- By Andrew Marra Palm Beach Post Staff Writer
Debra L. Robinson won a sixth term on the Palm Beach County School Board Tuesday, handily defeating her rival in her toughest reelection challenge since she first took office in 2000.
The school board’s longest-serving member, Robinson won by a 21-point margin over Riviera Beach attorney Edwin Ferguson, aided by a campaign fund-raising advantage and support from public employee unions and local elected leaders.
With all precincts and early votes counted, Robinson won 61 percent of the 24,400 votes cast in the race, Palm Beach County’s elections supervisor reported.
Her victory meant that all four board members up for reelection this year kept their seats, leaving the composition of the seven-member board unchanged.
The three other board members whose terms ended this year — Marcia Andrews, Karen Brill and Erica Whitfield — faced no opponents and were automatically reelected.
Reached Tuesday evening, Robinson said she was happy to be able to continue serving.
“I’m looking forward to the work to be done,” she said.
Ferguson did not respond to a phone message seeking comment.
The race between Robinson and Ferguson was cast by both candidates as a sort of generational clash, with Robinson, 61, extolling her nearly two decades on the board and Ferguson, 41, arguing that it was time for a newcomer to represent the residents of District 7.
The district, drawn up in 2000 to help ensure African-American representation on what at the time was an all-white board, runs through Lake Park, Riviera Beach and parts of West Palm Beach, Lake Worth, Lantana, Boynton Beach and Delray Beach. Only residents of the district were eligible to vote in the race.
Since being elected in 2000, Robinson has faced few serious reelection challenges. In her four reelection bids before Tuesday, she won twice without opposition and twice with 69 percent and 72 percent of the vote, respectively.
This year’s testy campaign had a personal dimension, with Ferguson saying that Robinson had encouraged him to run before deciding to seek reelection herself. Robinson conceded she had been preparing someone else to run in her place but has denied telling Ferguson to run.
Robinson, a recently retired physician, spent years as an education activist before her 18 years on the board, giving her a decades-long perspective on the county’s public schools and education issues.
Ferguson, who taught high school as both a substitute teacher and a full-time math teacher in 2001 and 2002, admitted to having less working knowledge of the intricacies of education policy, but he said Robinson had accomplished too little in her most recent term and that he would be a quick study.
In addition to support from unions and political leaders, Robinson enjoyed a fund-raising advantage over Ferguson, drawing contributions from teachers, police and school worker unions, construction companies and Florida Crystals Corp.

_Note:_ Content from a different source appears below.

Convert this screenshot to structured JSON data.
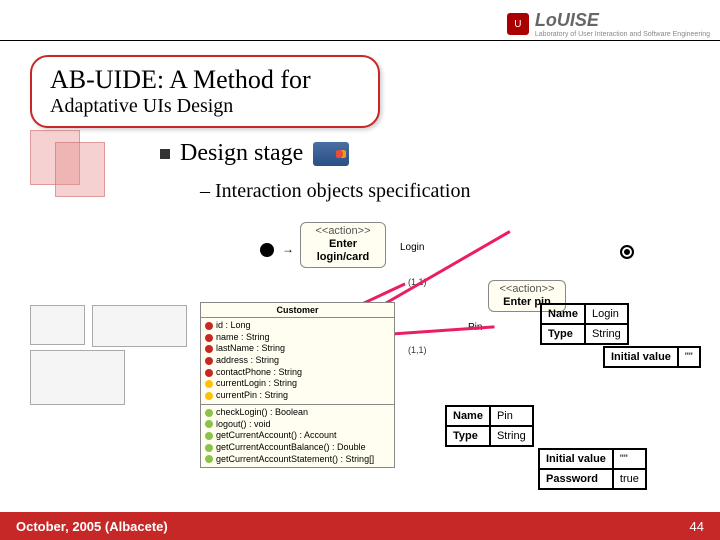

Through last week, Robinson reported raising $74,900 in campaign contributions, compared with Ferguson’s $54,300.
While school board members oversee the county’s public elementary, middle and high schools, Ferguson argued that the school district should do more to support children in the county’s many private preschool programs.
Robinson said that she had confidence in Schools Superintendent Donald Fennoy and the rest of the district’s leadership team and that its schools were moving in the right direction.
Board members earn an annual salary of $44,443 and serve four-year terms.